Critically evaluate the timing of elective tracheostomy in adult Intensive Care patients.
Tracheostomy is performed in critically ill adults requiring prolonged invasive ventilation as a strategy to reduce respiratory tract injury, improve patient confort and/or to facilitate weaning. Timing of tracheostomy has been a subject of debate and may be considered as “early” at <10 days or “late” >10 days although these definitions may vary.
There has been debate as to whether “early” trache may confer advantages of reduced morbidity and mortality Disadvantages of tracheostomy include airway trauma, bleeding and death and this may be increased by doing an “ early” tracheostomy in patients who may otherwise die or be extubated before 10 days.
Early tracheostomy is a consideration in patients with neurological issues (brain injury, GBS, CVA etc.) and shortens time on ventilator and time in ICU.
Many studies and meta-analyses of variable quality have evaluated this issue. Methodological issues include differences in “early” and “late” timing, prediction of which patients will require “long-term” ventilation, exclusion/inclusion of specific patient groups and diagnosis of end-points such as VAP.
Cochrane Review 2012 considered 4 studies (latest 2010) to meet inclusion criteria. Conclusions were that quality of evidence to date was poor and results conflicting. Recent RCT Tracman Study from UK – tracheostomy at 1-4 days v >10 days invasive ventilation. Early tracheostomy associated with shorter duration of sedation but increased number of procedures and associated complications with no beneficial effect on overall mortality not ICU/hospital LOS.
Studies have evaluated patients with respiratory failure and not those intubated for neurological injury.
Any reasonable approach acceptable.
Lack of evidence to support early v late trache overall. Selected patients eg neurotrauma, GBS, stroke may benefit from early.
Probably best decided on case by case basis.
Involves invasive procedure with attendant risks and complications and needs appropriate expertise.
The timing of tracheostomy is well discussed in a recent meta-analysis. Sure, its PLOS, and sometimes people only value the advice they have to pay for, but I think it is of a high quality. The model answer makes reference to TracMan, a trial which had not yet been published at the time of the exam, and so could not have been expected as a part of an answer to this question. If this question were repeated in future papers (eg. Question 13 from the second paper of 2017) modern data expected of the candidates would probably come from the 2015 meta-analysis article by Andriolo et al and Szakmany et al, which arrived at essentially the same conclusions (in three words, early vs late tracheostomy makes no difference to any parameters of interest when you homogenise the ICU population).

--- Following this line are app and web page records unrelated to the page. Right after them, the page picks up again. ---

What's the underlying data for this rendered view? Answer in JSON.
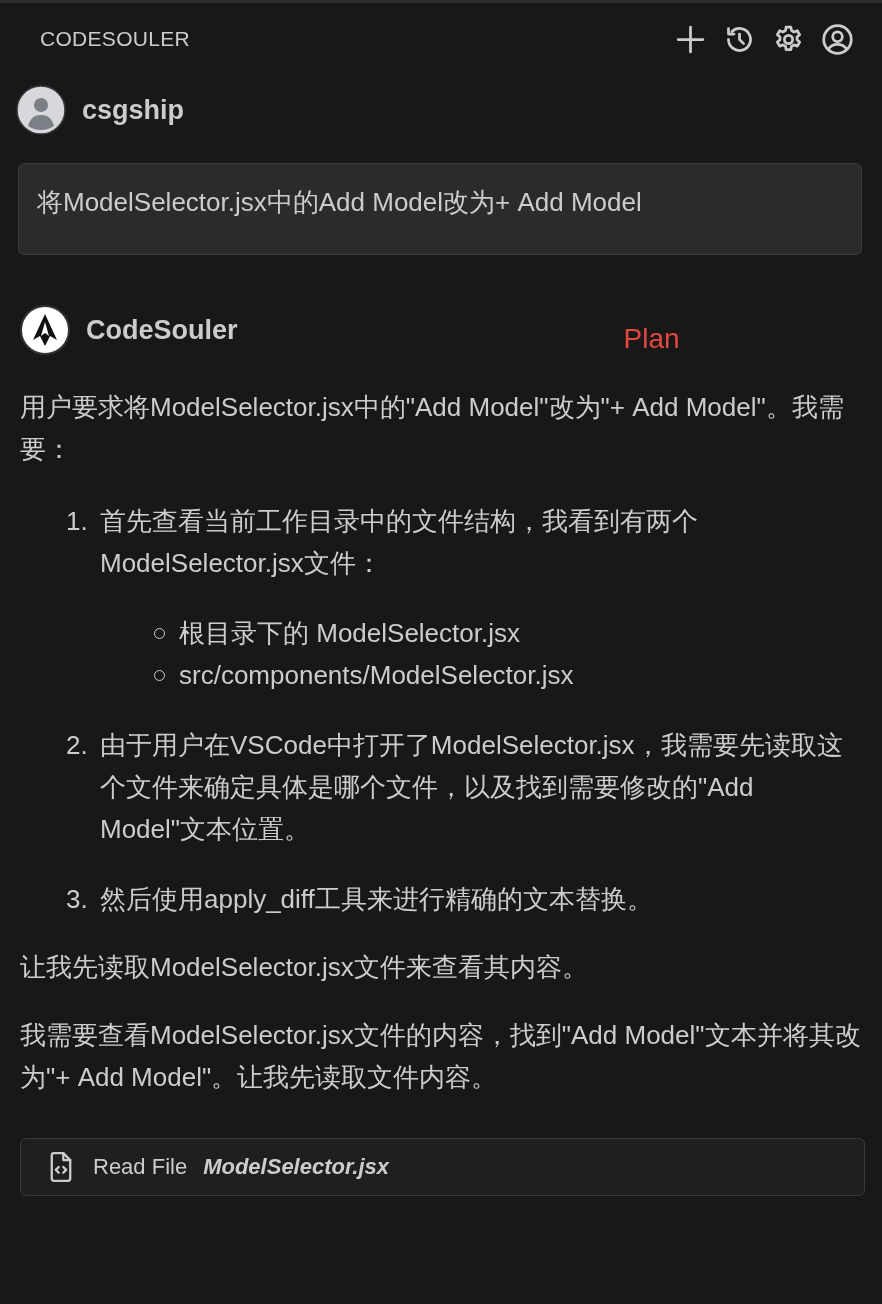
{
  "header": {
    "title": "CODESOULER"
  },
  "user_message": {
    "author": "csgship",
    "text": "将ModelSelector.jsx中的Add Model改为+ Add Model"
  },
  "assistant": {
    "author": "CodeSouler",
    "annotation": "Plan",
    "blocks": [
      {
        "kind": "paragraph",
        "text": "用户要求将ModelSelector.jsx中的\"Add Model\"改为\"+ Add Model\"。我需要："
      },
      {
        "kind": "ordered_list",
        "items": [
          {
            "number": "1.",
            "text": "首先查看当前工作目录中的文件结构，我看到有两个ModelSelector.jsx文件：",
            "children": [
              {
                "text": "根目录下的 ModelSelector.jsx"
              },
              {
                "text": "src/components/ModelSelector.jsx"
              }
            ]
          },
          {
            "number": "2.",
            "text": "由于用户在VSCode中打开了ModelSelector.jsx，我需要先读取这个文件来确定具体是哪个文件，以及找到需要修改的\"Add Model\"文本位置。"
          },
          {
            "number": "3.",
            "text": "然后使用apply_diff工具来进行精确的文本替换。"
          }
        ]
      },
      {
        "kind": "paragraph",
        "text": "让我先读取ModelSelector.jsx文件来查看其内容。"
      },
      {
        "kind": "paragraph",
        "text": "我需要查看ModelSelector.jsx文件的内容，找到\"Add Model\"文本并将其改为\"+ Add Model\"。让我先读取文件内容。"
      }
    ]
  },
  "tool_call": {
    "action": "Read File",
    "target": "ModelSelector.jsx"
  }
}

Rationale for early tracheostomy:
Rationale for delaying tracheostomy:
Cochrane review by Andriolo et al (2015):
Huang, Huibin, et al. "Timing of Tracheostomy in Critically Ill Patients: A Meta-Analysis." PloS one 9.3 (2014): e92981.
Young, Duncan, et al. "Effect of early vs late tracheostomy placement on survival in patients receiving mechanical ventilation: the TracMan randomized trial." Jama 309.20 (2013): 2121-2129.
Longworth, Aisling, et al. "Tracheostomy in special groups of critically ill patients: Who, when, and where?." Indian Journal of Critical Care Medicine 20.5 (2016): 280.
Baron, David Marek, et al. "Tracheostomy is associated with decreased hospital mortality after moderate or severe isolated traumatic brain injury." Wiener klinische Wochenschrift (2016): 1-7.
Hosokawa, Koji, et al. "Timing of tracheotomy in ICU patients: a systematic review of randomized controlled trials." Critical Care 19.1 (2015): 1-12.
Gomes Silva, Brenda Nazaré, et al. "Early versus late tracheostomy for critically ill patients." Cochrane Database Syst Rev 3 (2012).
Andriolo, B. N., et al. "Early versus late tracheostomy for critically ill patients." Cochrane Database Syst Rev 1 (2015).
Szakmany, T., et al. "Effect of early tracheostomy on resource utilization and clinical outcomes in critically ill patients: meta-analysis of randomized controlled trials." British journal of anaesthesia 114.3 (2015): 396-405.